**Task requirements**
Draw out every line with the word "call" from the listing below.
Start of Data
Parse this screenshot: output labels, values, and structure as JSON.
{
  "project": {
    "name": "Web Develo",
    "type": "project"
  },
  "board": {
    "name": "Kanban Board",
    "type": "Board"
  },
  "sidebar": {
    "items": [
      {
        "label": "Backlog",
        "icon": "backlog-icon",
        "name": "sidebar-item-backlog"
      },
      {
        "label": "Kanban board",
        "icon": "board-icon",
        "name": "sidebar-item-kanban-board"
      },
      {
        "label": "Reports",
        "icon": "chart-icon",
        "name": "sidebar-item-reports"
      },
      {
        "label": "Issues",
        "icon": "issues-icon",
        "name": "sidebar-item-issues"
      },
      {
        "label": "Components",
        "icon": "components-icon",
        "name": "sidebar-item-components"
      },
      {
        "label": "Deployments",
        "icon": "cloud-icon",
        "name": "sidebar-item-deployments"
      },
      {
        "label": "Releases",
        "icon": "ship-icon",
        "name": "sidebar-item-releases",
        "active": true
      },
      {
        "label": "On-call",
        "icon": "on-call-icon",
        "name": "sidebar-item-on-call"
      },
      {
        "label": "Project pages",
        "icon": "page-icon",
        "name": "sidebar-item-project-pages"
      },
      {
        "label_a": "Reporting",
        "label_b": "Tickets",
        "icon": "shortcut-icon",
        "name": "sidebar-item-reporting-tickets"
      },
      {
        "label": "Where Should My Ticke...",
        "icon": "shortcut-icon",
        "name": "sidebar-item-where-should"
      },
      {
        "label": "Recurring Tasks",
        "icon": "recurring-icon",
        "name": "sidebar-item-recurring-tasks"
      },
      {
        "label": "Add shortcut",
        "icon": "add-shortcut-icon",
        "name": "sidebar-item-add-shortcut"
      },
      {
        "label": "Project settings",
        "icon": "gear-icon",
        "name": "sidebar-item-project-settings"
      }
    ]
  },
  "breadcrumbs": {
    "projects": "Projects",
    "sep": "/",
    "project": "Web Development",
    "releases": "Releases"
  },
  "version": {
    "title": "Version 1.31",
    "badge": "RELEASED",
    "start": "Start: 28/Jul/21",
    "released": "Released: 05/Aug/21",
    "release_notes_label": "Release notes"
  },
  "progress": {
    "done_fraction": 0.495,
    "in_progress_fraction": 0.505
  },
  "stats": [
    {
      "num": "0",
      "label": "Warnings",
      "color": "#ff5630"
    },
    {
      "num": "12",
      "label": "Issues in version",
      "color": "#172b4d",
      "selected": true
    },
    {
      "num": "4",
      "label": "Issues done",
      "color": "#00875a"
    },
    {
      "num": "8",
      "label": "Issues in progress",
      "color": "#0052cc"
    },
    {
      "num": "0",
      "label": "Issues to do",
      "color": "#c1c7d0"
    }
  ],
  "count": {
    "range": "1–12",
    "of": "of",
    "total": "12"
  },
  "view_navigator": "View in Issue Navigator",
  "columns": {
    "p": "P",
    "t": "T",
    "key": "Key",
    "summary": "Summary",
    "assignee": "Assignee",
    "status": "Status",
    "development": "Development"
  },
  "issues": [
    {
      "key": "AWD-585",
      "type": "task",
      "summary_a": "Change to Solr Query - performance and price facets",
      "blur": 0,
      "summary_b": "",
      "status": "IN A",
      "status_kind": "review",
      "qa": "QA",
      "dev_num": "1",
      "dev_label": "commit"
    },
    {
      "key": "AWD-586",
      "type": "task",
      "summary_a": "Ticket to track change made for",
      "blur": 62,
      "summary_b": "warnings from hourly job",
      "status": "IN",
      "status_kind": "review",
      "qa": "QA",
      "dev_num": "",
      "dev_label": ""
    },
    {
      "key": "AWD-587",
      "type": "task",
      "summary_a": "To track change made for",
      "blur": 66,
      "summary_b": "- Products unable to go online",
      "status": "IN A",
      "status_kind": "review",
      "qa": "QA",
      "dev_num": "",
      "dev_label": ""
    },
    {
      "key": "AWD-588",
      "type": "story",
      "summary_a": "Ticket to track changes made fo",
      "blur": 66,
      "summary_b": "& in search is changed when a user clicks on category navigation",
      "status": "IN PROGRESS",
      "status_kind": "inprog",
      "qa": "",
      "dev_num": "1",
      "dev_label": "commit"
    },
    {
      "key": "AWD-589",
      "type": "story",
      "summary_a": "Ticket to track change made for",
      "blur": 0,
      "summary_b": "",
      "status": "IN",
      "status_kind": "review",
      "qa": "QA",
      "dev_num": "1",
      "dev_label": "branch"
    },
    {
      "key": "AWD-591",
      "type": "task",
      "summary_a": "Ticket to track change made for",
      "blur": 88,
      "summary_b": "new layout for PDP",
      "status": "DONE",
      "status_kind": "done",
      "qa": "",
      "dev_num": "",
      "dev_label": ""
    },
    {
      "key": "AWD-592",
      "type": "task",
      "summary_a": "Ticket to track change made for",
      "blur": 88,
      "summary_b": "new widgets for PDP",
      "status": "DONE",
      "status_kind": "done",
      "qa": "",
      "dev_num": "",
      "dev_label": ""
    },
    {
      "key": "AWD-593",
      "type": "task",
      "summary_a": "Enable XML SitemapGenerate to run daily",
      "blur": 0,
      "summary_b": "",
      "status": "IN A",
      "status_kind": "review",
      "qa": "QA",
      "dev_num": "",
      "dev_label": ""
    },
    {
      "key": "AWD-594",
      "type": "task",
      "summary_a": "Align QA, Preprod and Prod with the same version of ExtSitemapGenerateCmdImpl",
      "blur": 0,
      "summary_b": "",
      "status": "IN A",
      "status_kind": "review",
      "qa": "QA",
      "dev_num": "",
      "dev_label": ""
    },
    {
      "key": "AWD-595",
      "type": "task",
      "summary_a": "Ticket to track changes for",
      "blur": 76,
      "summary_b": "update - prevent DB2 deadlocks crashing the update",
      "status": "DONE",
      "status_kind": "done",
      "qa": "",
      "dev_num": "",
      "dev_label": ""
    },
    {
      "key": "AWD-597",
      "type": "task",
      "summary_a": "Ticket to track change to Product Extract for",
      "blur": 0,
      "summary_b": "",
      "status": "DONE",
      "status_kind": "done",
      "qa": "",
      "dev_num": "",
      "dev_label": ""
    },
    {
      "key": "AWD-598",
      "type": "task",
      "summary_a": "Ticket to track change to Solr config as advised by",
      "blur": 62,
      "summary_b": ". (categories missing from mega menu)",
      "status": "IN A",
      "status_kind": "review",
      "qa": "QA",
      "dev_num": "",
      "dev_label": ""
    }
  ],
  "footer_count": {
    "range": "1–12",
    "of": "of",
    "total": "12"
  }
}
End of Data
**Task solution**
        "label": "On-call",
        "icon": "on-call-icon",
        "name": "sidebar-item-on-call"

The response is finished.